Y2K and India’s Outsourcing Empire
Y2K…is that like a disease or something?
For some of you reading this, Y2K will bring back flashbacks of fear and anxiety over what would happen when the clock struck midnight.
For those that don’t know what Y2K was, here’s a refresher:
Y2K was a computer bug that had the potential to cause many problems beyond the date of December 31, 1999. The reason is, software engineers back in the day had limited storage space, and (to cut costs) they decided to shorten dates to just two numbers. That meant when the clock struck 12:00 am on New Year’s, the digits in most private and public companies’ computer programs would read “00.”
IE9+, Google Chrome, Firefox, Opera, Safari, etc.
It’s hard to imagine how much time and money was spent fixing the Y2K bug. An archived Washington Post article states that it cost over $100 billion.
What was all the money spent on, and how did we avoid a global catastrophe?
One man’s bug is another man’s treasure
Y2K was the perfect catalyst for India’s budding IT outsourcing market.
Upon discovering the Y2K bug, everyone rushed to fix it, working day and night. Unfortunately, that wouldn’t be enough. So, the US and other nations turned to India, among others. But it was India that was at the center of attention.
Access to hundreds of thousands of talented experts allowed the rest of the world, and the US in particular, to get out of Y2K relatively unscathed. Y2K contracts positioned India to become a global leader in software and IT outsourcing.
We won’t deny that cutting costs was the primary motivator, as an archived CNN Money article stated back in 1999, “Indian programmers make roughly $9,000 per year, less than 1/6th the salary earned by their American counterparts.”
And the rest, as they say, is history.
India still holds a top position in the global outsourcing market today.
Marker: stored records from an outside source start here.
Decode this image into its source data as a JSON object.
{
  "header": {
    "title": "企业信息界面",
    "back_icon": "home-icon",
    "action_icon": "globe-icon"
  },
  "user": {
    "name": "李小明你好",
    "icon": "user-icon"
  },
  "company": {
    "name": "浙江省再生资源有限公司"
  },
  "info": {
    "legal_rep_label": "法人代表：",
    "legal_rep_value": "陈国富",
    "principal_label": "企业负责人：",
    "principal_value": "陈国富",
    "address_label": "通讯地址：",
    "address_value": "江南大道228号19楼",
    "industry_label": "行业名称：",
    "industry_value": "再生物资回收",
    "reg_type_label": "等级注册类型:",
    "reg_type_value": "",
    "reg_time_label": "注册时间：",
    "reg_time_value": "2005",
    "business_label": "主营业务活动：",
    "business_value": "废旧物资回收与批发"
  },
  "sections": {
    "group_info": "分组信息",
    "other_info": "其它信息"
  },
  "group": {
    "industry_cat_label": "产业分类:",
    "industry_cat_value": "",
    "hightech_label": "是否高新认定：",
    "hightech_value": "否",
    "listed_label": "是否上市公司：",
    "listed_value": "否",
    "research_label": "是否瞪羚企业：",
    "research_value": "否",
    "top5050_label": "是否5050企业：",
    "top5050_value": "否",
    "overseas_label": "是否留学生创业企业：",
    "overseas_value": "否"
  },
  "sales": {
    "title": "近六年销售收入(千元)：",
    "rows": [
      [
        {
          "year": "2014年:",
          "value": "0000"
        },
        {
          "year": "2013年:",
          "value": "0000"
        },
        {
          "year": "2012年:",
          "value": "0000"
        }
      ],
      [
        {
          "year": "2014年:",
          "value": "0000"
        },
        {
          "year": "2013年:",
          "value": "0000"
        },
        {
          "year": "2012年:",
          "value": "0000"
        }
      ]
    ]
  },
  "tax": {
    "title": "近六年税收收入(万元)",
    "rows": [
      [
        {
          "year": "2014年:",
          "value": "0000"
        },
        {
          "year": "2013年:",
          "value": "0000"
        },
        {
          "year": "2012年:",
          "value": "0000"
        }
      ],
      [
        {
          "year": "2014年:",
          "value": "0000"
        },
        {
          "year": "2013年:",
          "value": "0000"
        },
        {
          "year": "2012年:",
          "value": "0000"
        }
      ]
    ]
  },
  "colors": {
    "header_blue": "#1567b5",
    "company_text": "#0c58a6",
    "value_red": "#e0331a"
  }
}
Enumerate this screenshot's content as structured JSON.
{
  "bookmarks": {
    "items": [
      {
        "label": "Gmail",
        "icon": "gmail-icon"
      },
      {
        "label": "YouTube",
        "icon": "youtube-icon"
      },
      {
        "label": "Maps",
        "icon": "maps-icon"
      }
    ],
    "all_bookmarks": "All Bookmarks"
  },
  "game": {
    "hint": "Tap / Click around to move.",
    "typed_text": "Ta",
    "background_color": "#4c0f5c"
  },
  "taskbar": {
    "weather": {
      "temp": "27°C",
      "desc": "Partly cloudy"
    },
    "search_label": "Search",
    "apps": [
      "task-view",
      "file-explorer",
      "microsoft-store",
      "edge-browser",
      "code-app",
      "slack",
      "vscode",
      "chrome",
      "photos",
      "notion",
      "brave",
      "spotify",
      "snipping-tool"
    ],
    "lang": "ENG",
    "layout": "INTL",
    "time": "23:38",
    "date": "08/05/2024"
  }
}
The 2000s & 2020’s Role in the Evolution of Outsourcing
In the 20 years between Y2K and 2020, outsourcing skyrocketed. You can imagine why — technological progress. And we’re not just talking about Internet speeds. The evolution of business processes, methodologies (the Agile Manifesto was published in 2001), cloud, industry disruptors, and VCs, is generating a new era of tech.
And that tech requires talented engineers. To find those engineers, companies look abroad, and outsourcing seems like a great option to speed up time to market.
Outsourcing drivers and enablers ebb and flow with what the market needs. For example, in 2020, outsourcing objectives shifted from agility, quality, and scalability to cost reduction, flexibility, and speed to market (see graph below).
At first, this may seem like a contradiction (Deloitte cites this in the survey), but having done a ton of research, it makes perfect sense. Here’s why: when the pandemic hit, business leaders had to make tough decisions. Not only did they have to move fast, but they also had to do it in a smart way.
And judging by the Deloitte survey, the respondents looked to outsourcing to reduce costs, have flexible contracts, and move faster. Again, logical, but the way these driving factors change over time allows us to extract important lessons YoY.
The issue we see with traditional outsourcing (offshoring or onshoring) is that your financial stability and well-being are tied in with another company. During the pandemic, we saw just how many clients noped out of their contracts, which caused a cascading effect on outsourcing providers. Software engineers were let go, and some vendors were forced to close their doors for good.
Takeaways: The Next Step in Outsourcing
We’re slightly biased in saying that captive offshoring — the model where your company directly hires employees and sets up offices abroad — is the best way forward.
Instead of spending countless hours searching for a vendor, not seeing the results you want, and frustrating your employees, why not vet, onboard, and train people that fly your flag, work directly for your company, and are incentivized to become truly passionate about your product?
Contact Bridge for more info on how to cut out the middleman.